Task prompt - When you write out the entries, keep every line exactly as it appears.

START Given data

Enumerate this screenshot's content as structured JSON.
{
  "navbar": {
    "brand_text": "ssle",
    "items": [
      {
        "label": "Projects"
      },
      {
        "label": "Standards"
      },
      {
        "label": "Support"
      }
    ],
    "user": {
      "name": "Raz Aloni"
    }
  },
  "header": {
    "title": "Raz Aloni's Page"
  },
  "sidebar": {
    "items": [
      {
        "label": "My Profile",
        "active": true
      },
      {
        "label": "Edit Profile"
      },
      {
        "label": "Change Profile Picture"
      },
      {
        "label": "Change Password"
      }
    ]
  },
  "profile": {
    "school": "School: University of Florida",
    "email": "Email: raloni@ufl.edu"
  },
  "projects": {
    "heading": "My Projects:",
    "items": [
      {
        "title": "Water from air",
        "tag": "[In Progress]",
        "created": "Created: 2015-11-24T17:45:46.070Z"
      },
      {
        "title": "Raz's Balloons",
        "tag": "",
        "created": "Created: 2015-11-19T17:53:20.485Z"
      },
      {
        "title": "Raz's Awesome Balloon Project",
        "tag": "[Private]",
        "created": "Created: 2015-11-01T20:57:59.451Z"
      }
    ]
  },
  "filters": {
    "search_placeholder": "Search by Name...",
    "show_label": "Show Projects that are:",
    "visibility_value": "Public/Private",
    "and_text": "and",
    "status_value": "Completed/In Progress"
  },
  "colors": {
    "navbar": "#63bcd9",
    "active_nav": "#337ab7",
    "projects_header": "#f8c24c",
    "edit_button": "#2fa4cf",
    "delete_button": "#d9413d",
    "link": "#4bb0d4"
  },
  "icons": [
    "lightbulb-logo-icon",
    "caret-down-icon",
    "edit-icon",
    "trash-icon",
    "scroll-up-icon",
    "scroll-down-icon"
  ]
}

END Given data

Solution -
Enumerate this screenshot's content as structured JSON.
{
  "navbar": {
    "brand_text": "ssle",
    "items": [
      {
        "label": "Projects"
      },
      {
        "label": "Standards"
      },
      {
        "label": "Support"
      }
    ],
    "user": {
      "name": "Raz Aloni"
    }
  },
  "header": {
    "title": "Raz Aloni's Page"
  },
  "sidebar": {
    "items": [
      {
        "label": "My Profile",
        "active": true
      },
      {
        "label": "Edit Profile"
      },
      {
        "label": "Change Profile Picture"
      },
      {
        "label": "Change Password"
      }
    ]
  },
  "profile": {
    "school": "School: University of Florida",
    "email": "Email: raloni@ufl.edu"
  },
  "projects": {
    "heading": "My Projects:",
    "items": [
      {
        "title": "Water from air",
        "tag": "[In Progress]",
        "created": "Created: 2015-11-24T17:45:46.070Z"
      },
      {
        "title": "Raz's Balloons",
        "tag": "",
        "created": "Created: 2015-11-19T17:53:20.485Z"
      },
      {
        "title": "Raz's Awesome Balloon Project",
        "tag": "[Private]",
        "created": "Created: 2015-11-01T20:57:59.451Z"
      }
    ]
  },
  "filters": {
    "search_placeholder": "Search by Name...",
    "show_label": "Show Projects that are:",
    "visibility_value": "Public/Private",
    "and_text": "and",
    "status_value": "Completed/In Progress"
  },
  "colors": {
    "navbar": "#63bcd9",
    "active_nav": "#337ab7",
    "projects_header": "#f8c24c",
    "edit_button": "#2fa4cf",
    "delete_button": "#d9413d",
    "link": "#4bb0d4"
  },
  "icons": [
    "lightbulb-logo-icon",
    "caret-down-icon",
    "edit-icon",
    "trash-icon",
    "scroll-up-icon",
    "scroll-down-icon"
  ]
}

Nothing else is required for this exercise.